As yet another school year starts, law schools would do well to remember what they do. And to know what a law school does, you have to know what lawyers do.
Of course, lawyers do many things. They serve as justices, judges, magistrates, referees, arbitrators, mediators, case evaluators, and negotiators, all to resolve disputes. They serve as attorneys general, solicitors general, judge advocates general, district attorneys, prosecutors, public defenders, military lawyers, county counsel, agency counsel, and municipal lawyers, all related to government work. They serve as plaintiff’s lawyers, trial lawyers, litigators, insurance-defense counsel, public-interest lawyers, family lawyers, divorce lawyers, probate counsel, guardian ad litem, trustee, and conservator, all trying civil disputes.
Lawyers also serve as chief legal officer, general counsel, senior counsel, associate counsel, corporate counsel, in-house counsel, and retained counsel, all doing corporate work. They serve as estate planners, business planners, bond lawyers, tax lawyers, patent lawyers, labor lawyers, entertainment lawyers, and sports lawyers, all doing transactional work.
Lawyers also serve as presidents, governors, legislators, chiefs of staff, lobbyists, policymakers, board chairs, chief executive officers, chief operating officers, business owners, financial advisors, real estate agents, securities brokers, title company officers, nonprofit executive directors, university presidents, law professors, business professors, and sports agents, general managers, managers, and coaches. And they serve in many other ways.
Yet at root, what all lawyers do is try to make the world work. What all lawyers have in common is the will and skill to improve our common lot.
Lawyers try to make governments, families, corporations, businesses, and charities work better. They try to make communities, highways, workplaces, products, healthcare, and even military engagements safer. They try to make promises, warranties, advertising, markets, franchises, and securities more reliable. They try to finance roads, hospitals, arenas, stadiums, and schools more efficiently and equitably.
Above all, lawyers advocate, counsel, coax, guide, caution, warn, persuade, and cajole individuals into making wiser, sounder, fitter, and more sustainable and moral decisions. And when they fail in their counsel, they often invoke government authority to make persons do as they should.
As another school year starts, now is a great time to remember what a law school does. Law schools help law students prepare to make the world work better. Let’s all of us who make a law school including students, professors, administrators, staff, alumni, supervisors, and mentors, do our best again this school year. Now is a great time to be a lawyer.

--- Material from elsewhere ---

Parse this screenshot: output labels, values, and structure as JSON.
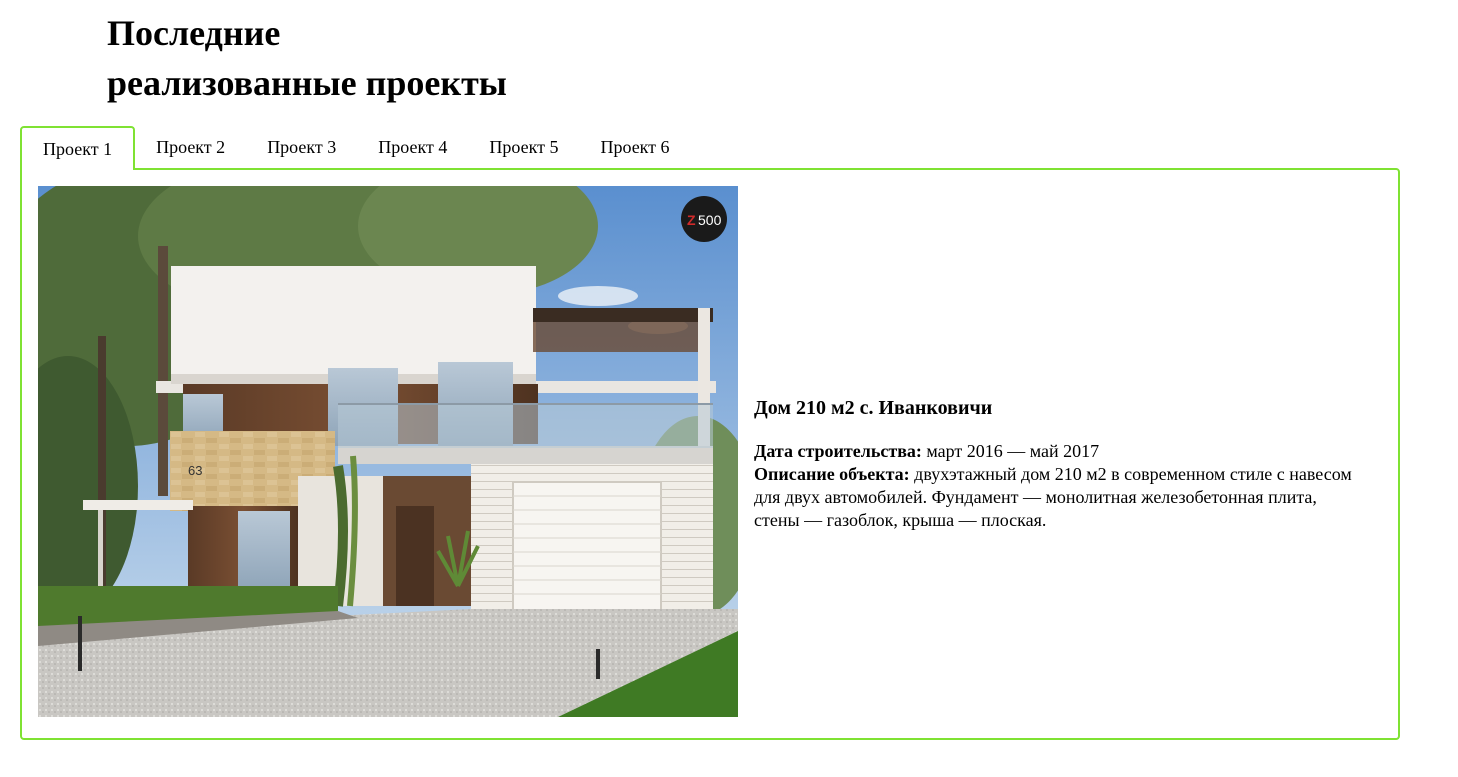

Blog author Nelson Miller is the Associate Dean and Professor at WMU-Cooley’s Grand Rapids campus. He practiced civil litigation for 16 years before joining the WMU-Cooley faculty. He has argued cases before the Michigan Supreme Court, Michigan Court of Appeals, and United States Court of Appeals for the Sixth Circuit, and filed amicus and party briefs in the United States Supreme Court. He has has many published books, casebooks, book chapters, book reviews, and articles on legal education, law practice, torts, civil procedure, professional responsibility, damages, international law, constitutional law, university law, bioethics, and law history and philosophy. He also is now teaching law classes on the Kalamazoo, Michigan campus of Western Michigan University.